Prominent B.C. Indigenous leader Edward John has been charged with sexual offences dating back more than 40 years, following an investigation by a special prosecutor that began in February.
In a statement Thursday, the B.C. Prosecution Service said Mr. John has been charged with four counts of having sexual intercourse with a woman without her consent. The incidents are alleged to have occurred between March 1, 1974, and Sept. 15, 1974, in and around Prince George, B.C., about 800 kilometres north of Vancouver.
Mr. John’s first court appearance is scheduled for Dec. 10 in Prince George.
A special prosecutor, Michael Klein, was appointed in February to look into allegations of sexual offences related to Mr. John.
The announcement of the special prosecutor’s appointment was postponed to allow for charge assessment and approval, the prosecution service said.

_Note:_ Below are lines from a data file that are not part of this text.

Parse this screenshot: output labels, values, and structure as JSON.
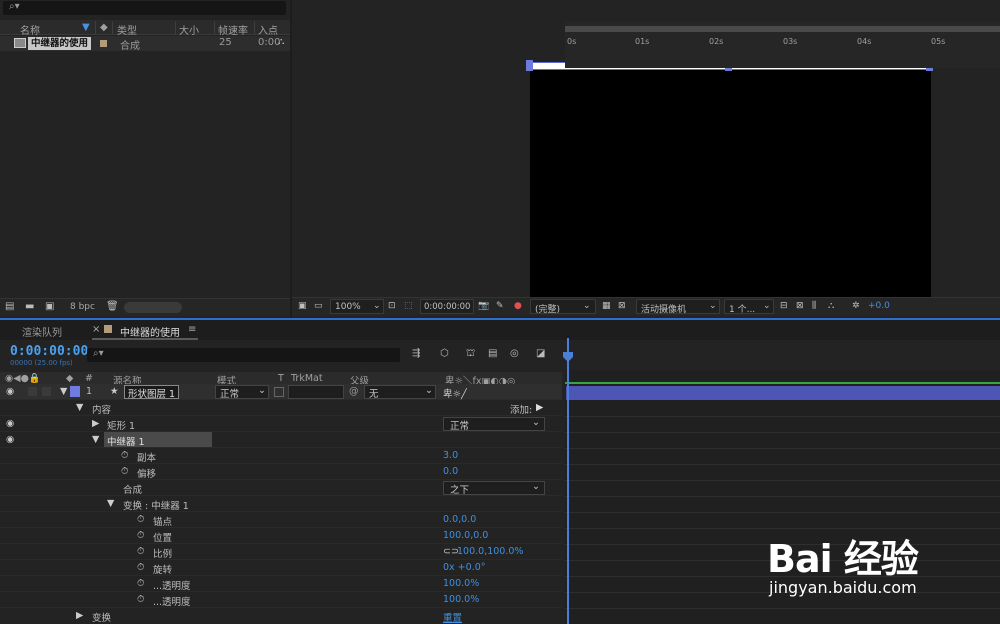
{
  "project": {
    "columns": [
      "名称",
      "类型",
      "大小",
      "帧速率",
      "入点"
    ],
    "item": {
      "name": "中继器的使用",
      "type": "合成",
      "rate": "25",
      "in": "0:00"
    },
    "bpc": "8 bpc"
  },
  "viewer": {
    "zoom": "100%",
    "timecode": "0:00:00:00",
    "resolution": "(完整)",
    "camera": "活动摄像机",
    "views": "1 个...",
    "exposure": "+0.0"
  },
  "timeline": {
    "tab_render": "渲染队列",
    "tab_comp": "中继器的使用",
    "timecode": "0:00:00:00",
    "fps": "00000 (25.00 fps)",
    "columns": {
      "source": "源名称",
      "mode": "模式",
      "t": "T",
      "trkmat": "TrkMat",
      "parent": "父级"
    },
    "layer": {
      "index": "1",
      "name": "形状图层 1",
      "mode": "正常",
      "parent": "无"
    },
    "rows": {
      "content": "内容",
      "add": "添加:",
      "rect": "矩形 1",
      "rect_mode": "正常",
      "repeater": "中继器 1",
      "copies_label": "副本",
      "copies_val": "3.0",
      "offset_label": "偏移",
      "offset_val": "0.0",
      "composite_label": "合成",
      "composite_val": "之下",
      "transform_rep": "变换 : 中继器 1",
      "anchor_label": "锚点",
      "anchor_val": "0.0,0.0",
      "position_label": "位置",
      "position_val": "100.0,0.0",
      "scale_label": "比例",
      "scale_val": "100.0,100.0%",
      "rotation_label": "旋转",
      "rotation_val": "0x +0.0°",
      "start_opacity_label": "...透明度",
      "start_opacity_val": "100.0%",
      "end_opacity_label": "...透明度",
      "end_opacity_val": "100.0%",
      "transform": "变换",
      "reset": "重置"
    },
    "ruler": [
      "0s",
      "01s",
      "02s",
      "03s",
      "04s",
      "05s"
    ]
  },
  "watermark": {
    "logo": "Bai 经验",
    "url": "jingyan.baidu.com"
  }
}
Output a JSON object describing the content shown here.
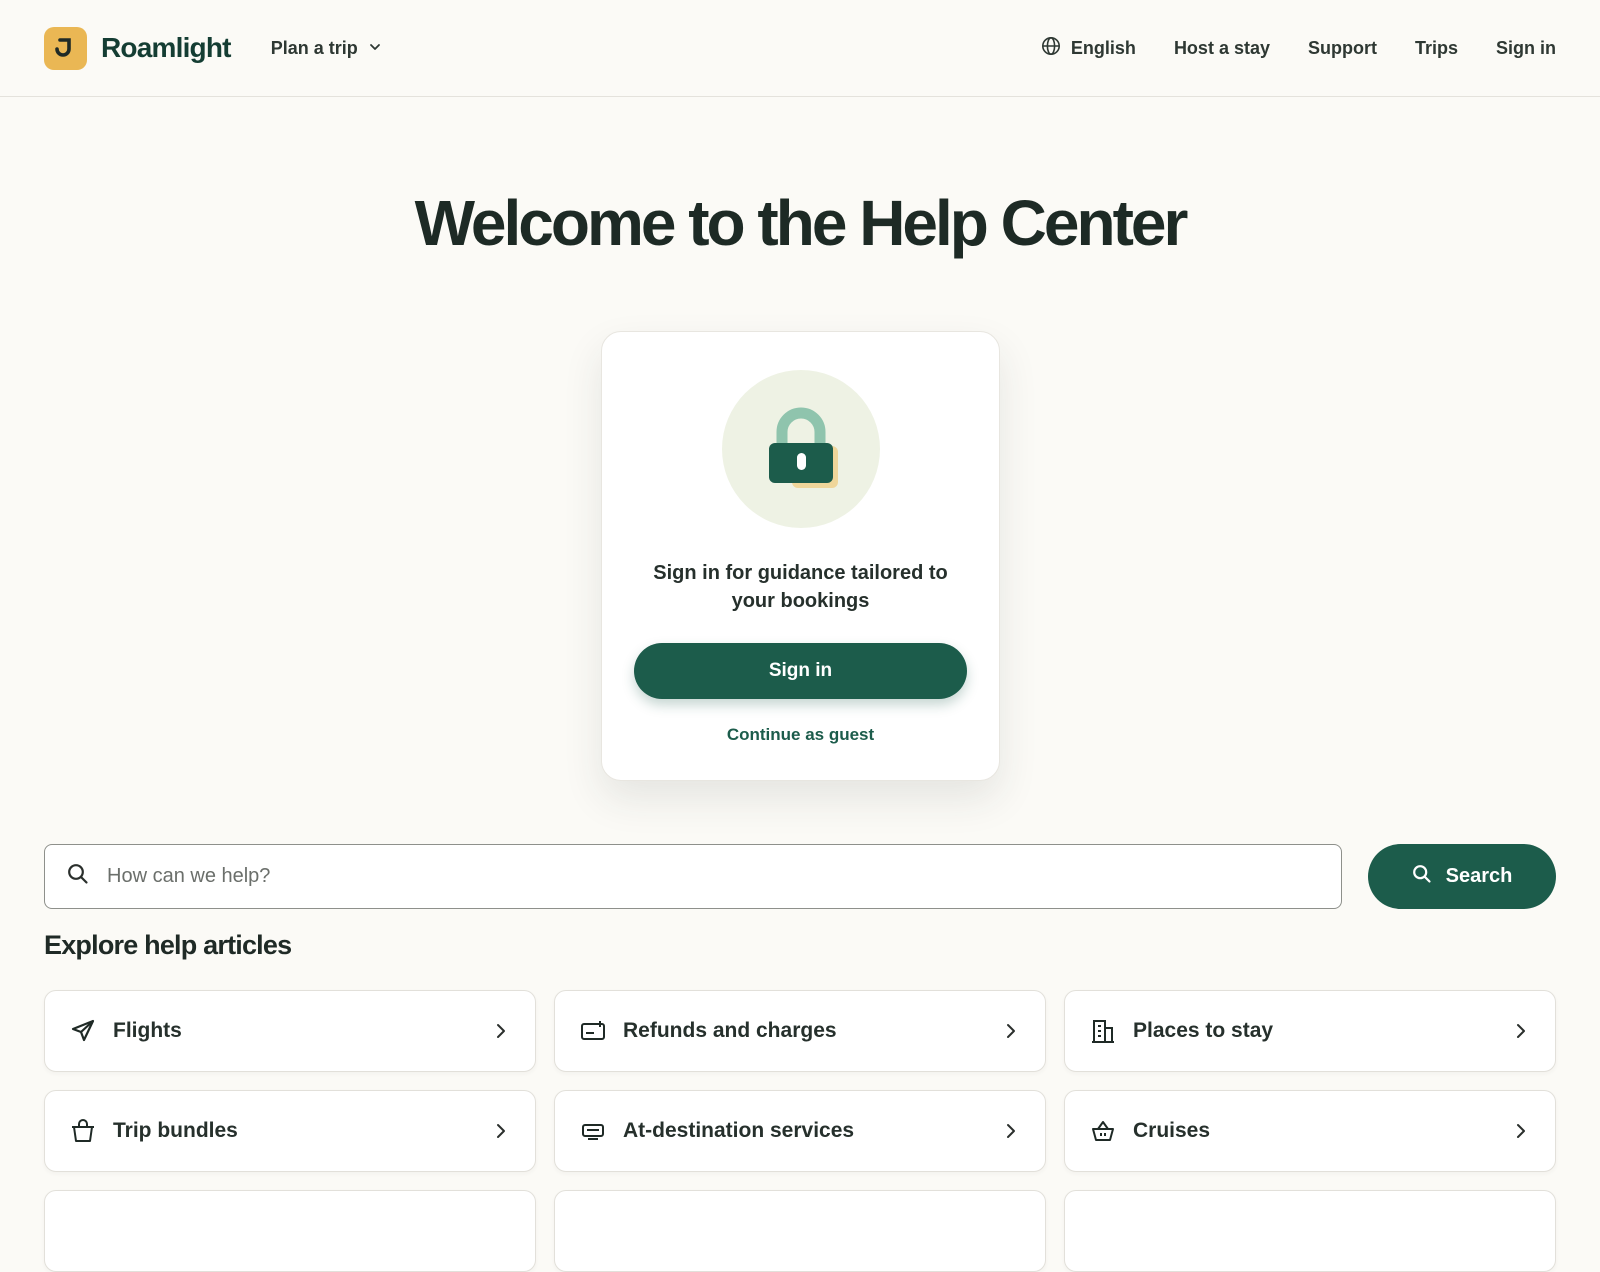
{
  "header": {
    "brand": "Roamlight",
    "plan_trip": "Plan a trip",
    "nav": {
      "language": "English",
      "host": "Host a stay",
      "support": "Support",
      "trips": "Trips",
      "sign_in": "Sign in"
    }
  },
  "hero": {
    "title": "Welcome to the Help Center"
  },
  "signin_card": {
    "message": "Sign in for guidance tailored to your bookings",
    "button": "Sign in",
    "guest_link": "Continue as guest"
  },
  "search": {
    "placeholder": "How can we help?",
    "button": "Search"
  },
  "articles": {
    "heading": "Explore help articles",
    "topics": [
      {
        "label": "Flights",
        "icon": "plane-icon"
      },
      {
        "label": "Refunds and charges",
        "icon": "ticket-icon"
      },
      {
        "label": "Places to stay",
        "icon": "building-icon"
      },
      {
        "label": "Trip bundles",
        "icon": "bag-icon"
      },
      {
        "label": "At-destination services",
        "icon": "services-icon"
      },
      {
        "label": "Cruises",
        "icon": "basket-icon"
      }
    ]
  },
  "colors": {
    "brand_green": "#1c5c4b",
    "logo_yellow": "#eab754",
    "background": "#fbfaf6"
  }
}
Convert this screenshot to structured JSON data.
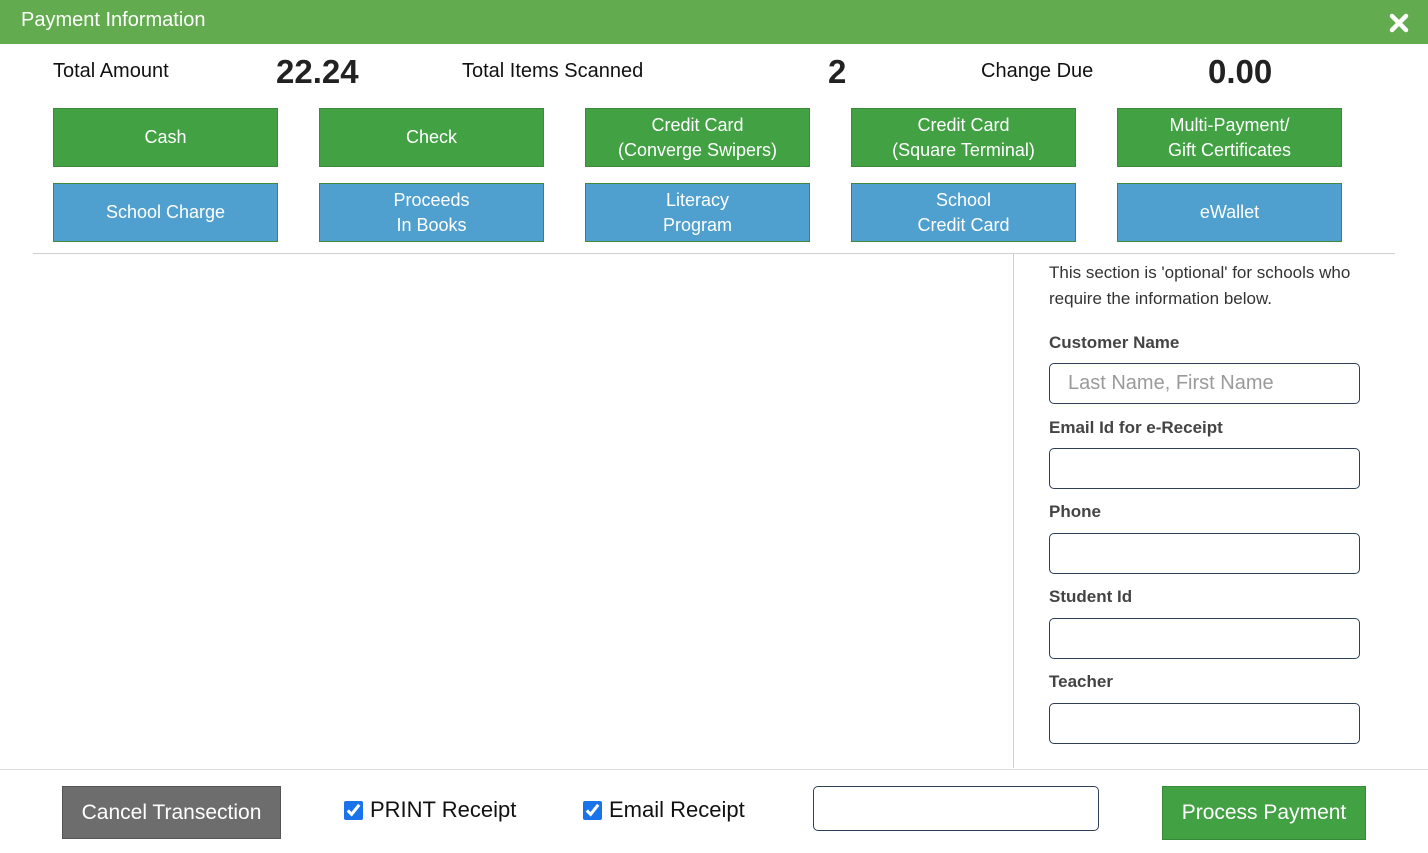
{
  "window": {
    "title": "Payment Information",
    "close_icon": "close-icon"
  },
  "summary": {
    "total_amount_label": "Total Amount",
    "total_amount_value": "22.24",
    "total_items_label": "Total Items Scanned",
    "total_items_value": "2",
    "change_due_label": "Change Due",
    "change_due_value": "0.00"
  },
  "payment_methods": {
    "row1": [
      {
        "label": "Cash"
      },
      {
        "label": "Check"
      },
      {
        "label": "Credit Card\n(Converge Swipers)"
      },
      {
        "label": "Credit Card\n(Square Terminal)"
      },
      {
        "label": "Multi-Payment/\nGift Certificates"
      }
    ],
    "row2": [
      {
        "label": "School Charge"
      },
      {
        "label": "Proceeds\nIn Books"
      },
      {
        "label": "Literacy\nProgram"
      },
      {
        "label": "School\nCredit Card"
      },
      {
        "label": "eWallet"
      }
    ]
  },
  "customer_info": {
    "note": "This section is 'optional' for schools who require the information below.",
    "customer_name_label": "Customer Name",
    "customer_name_placeholder": "Last Name, First Name",
    "customer_name_value": "",
    "email_label": "Email Id for e-Receipt",
    "email_value": "",
    "phone_label": "Phone",
    "phone_value": "",
    "student_id_label": "Student Id",
    "student_id_value": "",
    "teacher_label": "Teacher",
    "teacher_value": ""
  },
  "footer": {
    "cancel_label": "Cancel Transection",
    "print_receipt_label": "PRINT Receipt",
    "print_receipt_checked": true,
    "email_receipt_label": "Email Receipt",
    "email_receipt_checked": true,
    "email_input_value": "",
    "process_label": "Process Payment"
  },
  "colors": {
    "header_green": "#62ab4e",
    "button_green": "#41a143",
    "button_blue": "#4fa0cf",
    "cancel_gray": "#6d6d6d"
  }
}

Special prosecutors are appointed in cases where there may be potential for real or perceived improper influence such as, for example, cases involving public officials.
Mr. John is one of British Columbia’s highest-profile Indigenous leaders, having served as children’s minister in the early 2000s and as a long-time executive member of the First Nations Summit, an umbrella group for about 150 First Nations in the province.
In a statement Thursday, the First Nations Summit said Mr. John’s elected position with the group ended in June, 2019, when he did not seek re-election, and that he had since been working with the group on contract as an adviser.
That contract has been suspended pending the outcome of the legal matter, the group said.
Attempts to reach Mr. John were unsuccessful.
He is a hereditary chief of Tl’azt’en Nation in northern B.C. and a lawyer who holds honorary doctor of laws degrees from the University of Northern British Columbia and the University of Victoria.
He has been an outspoken champion for Indigenous rights, including through support for the United Nations Declaration on the Rights of Indigenous Peoples, which B.C. implemented in October.
As special adviser on Indigenous children in care, he wrote a 2016 report that decried the over-representation of Indigenous children in the childcare system and included 85 recommendations, including help for youth who are aging out of the system and incorporating culture and language into care plans.
Grand Chief Doug Kelly, president of the Sto:lo Tribal Council, said he was shocked by the news but wanted observers to allow the court process to play out without rushing to judgment.
"The court of public opinion should hold off judgment until there is a judgment,” Mr. Kelly said.
The allegations are coming at a time of raised awareness of violence and abuse against women, the #MeToo movement and following a national inquiry into missing and murdered women, Mr. Kelly said.
Complaints need to be taken seriously and investigated properly, and if there has been criminal conduct, it needs to be treated accordingly, Mr. Kelly said.
Bernie Williams, a women’s advocate who testified at the National Inquiry into Missing and Murdered Indigenous Women and Girls in 2018, said it can be difficult for First Nations women to report alleged abuse, especially if they live in small communities.
“Whoever this person who has come forward 40 years after the fact ... that takes a lot of courage,” said Ms. Williams, who is based in Vancouver.
In a statement, the Union of British Columbia Indian Chiefs said it was disappointed to learn of the allegations and encourages victims of sexual abuse to come forward so their reports can be addressed.
With a report from The Canadian Press
We have a weekly Western Canada newsletter written by our B.C. and Alberta bureau chiefs, providing a comprehensive package of the news you need to know about the region and its place in the issues facing Canada. Sign up today.